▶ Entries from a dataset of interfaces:
"""
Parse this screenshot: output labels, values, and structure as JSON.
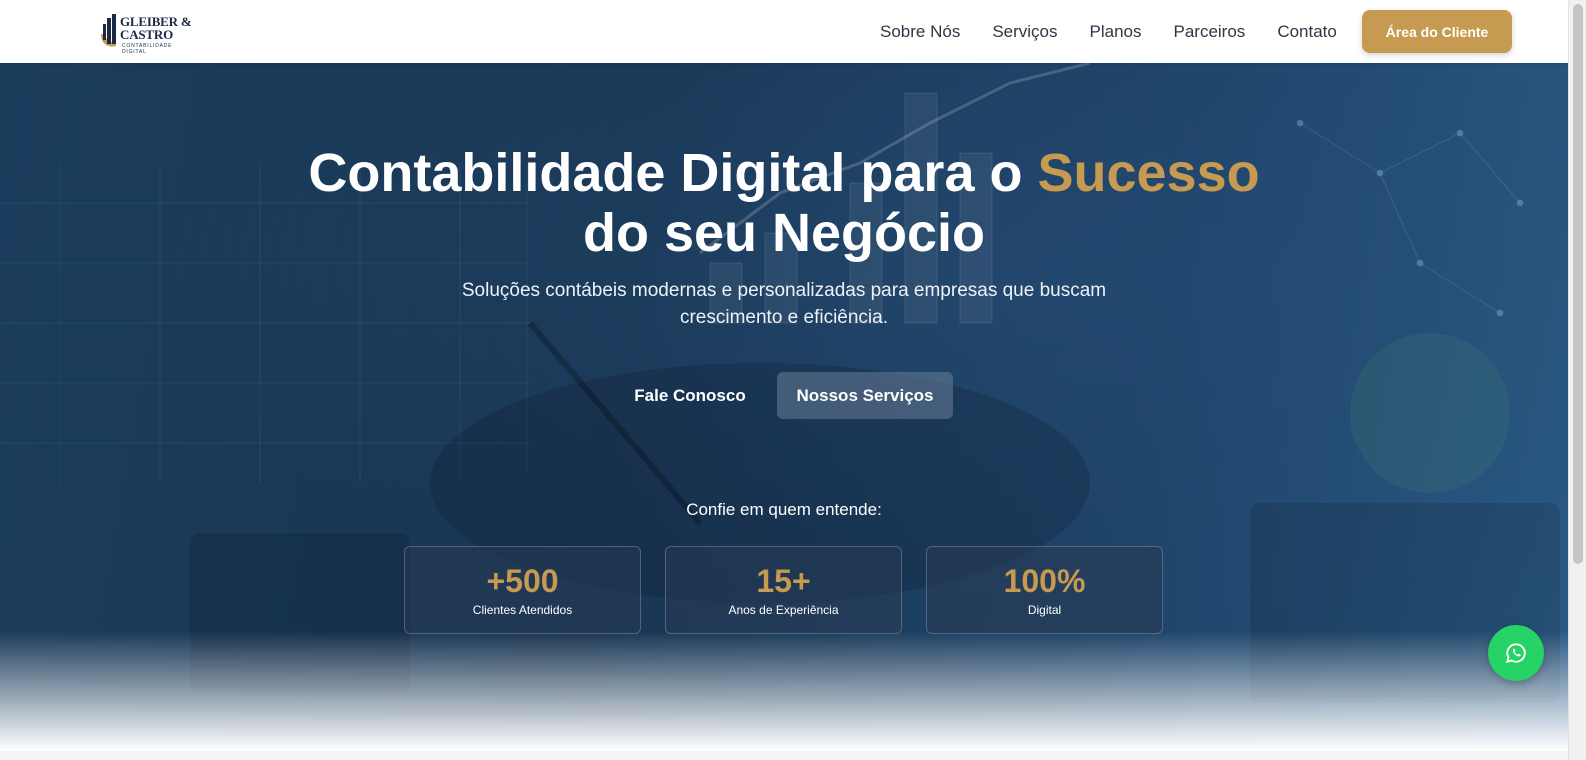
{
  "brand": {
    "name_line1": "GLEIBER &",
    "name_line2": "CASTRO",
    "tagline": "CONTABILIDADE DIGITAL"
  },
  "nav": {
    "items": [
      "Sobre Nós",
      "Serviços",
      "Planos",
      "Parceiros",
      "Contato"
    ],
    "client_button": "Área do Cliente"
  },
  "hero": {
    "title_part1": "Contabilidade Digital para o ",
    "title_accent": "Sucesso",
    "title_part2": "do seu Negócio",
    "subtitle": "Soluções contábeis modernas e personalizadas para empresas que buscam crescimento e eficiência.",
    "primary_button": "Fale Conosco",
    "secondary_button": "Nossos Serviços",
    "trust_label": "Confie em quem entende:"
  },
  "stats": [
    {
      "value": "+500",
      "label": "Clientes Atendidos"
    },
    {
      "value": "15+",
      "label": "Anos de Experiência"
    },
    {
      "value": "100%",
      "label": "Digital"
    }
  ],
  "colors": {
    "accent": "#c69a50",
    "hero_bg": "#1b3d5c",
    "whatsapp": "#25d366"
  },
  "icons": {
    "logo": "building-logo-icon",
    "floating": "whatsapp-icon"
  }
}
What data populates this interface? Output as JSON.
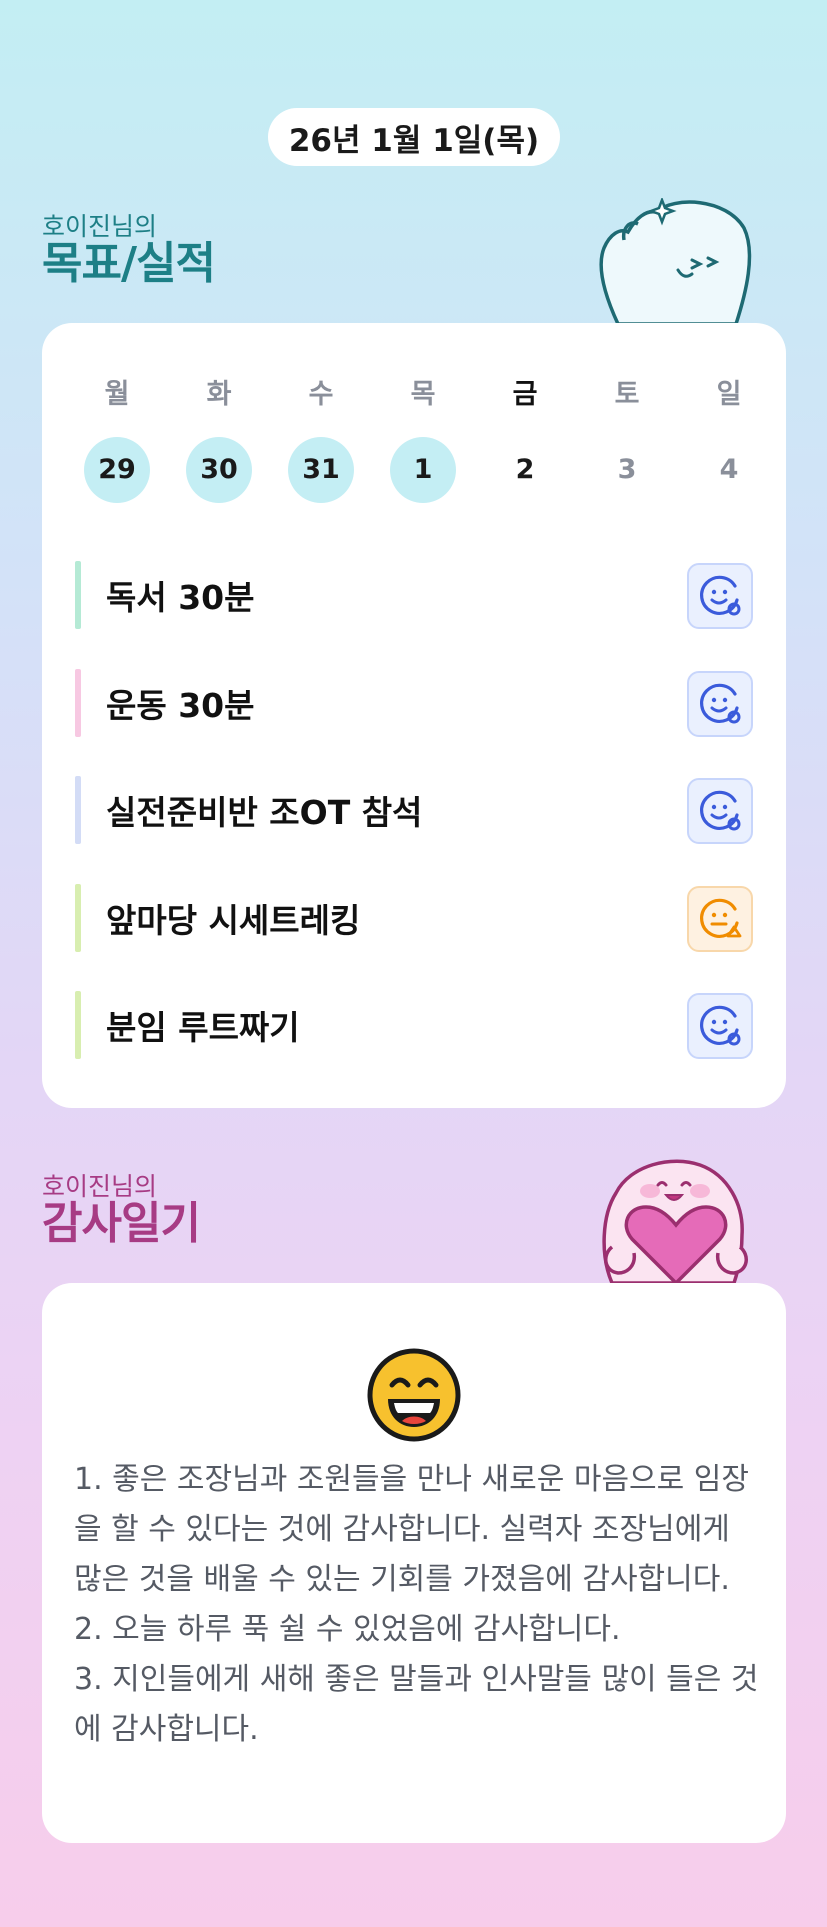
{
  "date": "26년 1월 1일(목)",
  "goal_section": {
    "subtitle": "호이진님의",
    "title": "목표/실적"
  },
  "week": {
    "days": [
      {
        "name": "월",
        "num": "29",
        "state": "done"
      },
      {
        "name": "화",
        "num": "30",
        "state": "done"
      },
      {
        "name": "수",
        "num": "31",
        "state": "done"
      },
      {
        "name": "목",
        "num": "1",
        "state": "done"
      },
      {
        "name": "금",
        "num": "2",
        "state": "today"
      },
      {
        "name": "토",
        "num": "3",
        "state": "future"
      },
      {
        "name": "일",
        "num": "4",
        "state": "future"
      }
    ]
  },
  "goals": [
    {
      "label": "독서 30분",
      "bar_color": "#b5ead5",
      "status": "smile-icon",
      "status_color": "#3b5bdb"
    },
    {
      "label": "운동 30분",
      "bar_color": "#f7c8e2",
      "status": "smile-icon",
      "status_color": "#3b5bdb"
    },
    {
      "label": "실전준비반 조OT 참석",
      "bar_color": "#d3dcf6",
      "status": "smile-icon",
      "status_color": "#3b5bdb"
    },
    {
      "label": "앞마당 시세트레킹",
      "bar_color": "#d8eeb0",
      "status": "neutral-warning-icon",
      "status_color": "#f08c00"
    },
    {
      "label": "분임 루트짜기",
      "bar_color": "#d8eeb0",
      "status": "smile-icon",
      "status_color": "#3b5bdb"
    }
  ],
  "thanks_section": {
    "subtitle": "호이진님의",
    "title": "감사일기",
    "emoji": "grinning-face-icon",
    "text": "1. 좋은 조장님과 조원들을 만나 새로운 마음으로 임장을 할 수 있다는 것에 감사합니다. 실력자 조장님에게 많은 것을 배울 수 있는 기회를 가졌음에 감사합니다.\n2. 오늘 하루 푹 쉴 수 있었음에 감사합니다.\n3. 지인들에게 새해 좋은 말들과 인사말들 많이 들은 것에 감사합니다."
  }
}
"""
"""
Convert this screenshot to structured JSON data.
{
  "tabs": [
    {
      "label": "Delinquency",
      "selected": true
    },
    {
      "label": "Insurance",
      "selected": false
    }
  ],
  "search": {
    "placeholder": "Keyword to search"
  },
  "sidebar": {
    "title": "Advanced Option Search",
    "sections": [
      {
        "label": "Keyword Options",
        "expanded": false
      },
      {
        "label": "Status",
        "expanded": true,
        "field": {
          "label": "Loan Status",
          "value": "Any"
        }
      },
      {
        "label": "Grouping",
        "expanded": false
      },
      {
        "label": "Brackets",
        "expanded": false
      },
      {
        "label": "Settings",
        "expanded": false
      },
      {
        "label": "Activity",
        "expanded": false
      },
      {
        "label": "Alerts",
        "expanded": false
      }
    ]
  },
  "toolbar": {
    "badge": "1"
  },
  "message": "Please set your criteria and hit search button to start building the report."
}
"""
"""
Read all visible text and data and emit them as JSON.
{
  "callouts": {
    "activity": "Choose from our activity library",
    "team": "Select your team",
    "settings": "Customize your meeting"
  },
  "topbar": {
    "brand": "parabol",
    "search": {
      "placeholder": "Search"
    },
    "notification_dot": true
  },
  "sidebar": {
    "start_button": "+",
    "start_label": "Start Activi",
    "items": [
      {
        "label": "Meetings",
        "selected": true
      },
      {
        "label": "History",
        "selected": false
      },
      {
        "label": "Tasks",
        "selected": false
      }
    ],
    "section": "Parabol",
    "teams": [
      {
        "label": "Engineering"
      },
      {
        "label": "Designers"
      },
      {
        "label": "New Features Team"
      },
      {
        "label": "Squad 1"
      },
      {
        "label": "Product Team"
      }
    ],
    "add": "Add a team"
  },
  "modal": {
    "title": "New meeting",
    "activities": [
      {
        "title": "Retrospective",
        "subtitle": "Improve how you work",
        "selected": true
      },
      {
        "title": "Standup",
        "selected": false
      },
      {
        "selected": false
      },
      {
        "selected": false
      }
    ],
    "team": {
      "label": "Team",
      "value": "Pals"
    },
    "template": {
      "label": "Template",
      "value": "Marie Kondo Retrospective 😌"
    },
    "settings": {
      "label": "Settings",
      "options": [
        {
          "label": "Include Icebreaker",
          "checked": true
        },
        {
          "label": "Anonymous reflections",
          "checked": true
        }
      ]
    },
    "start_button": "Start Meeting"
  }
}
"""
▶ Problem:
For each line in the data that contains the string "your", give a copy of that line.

▶ Result:
  "message": "Please set your criteria and hit search button to start building the report."
    "team": "Select your team",
    "settings": "Customize your meeting"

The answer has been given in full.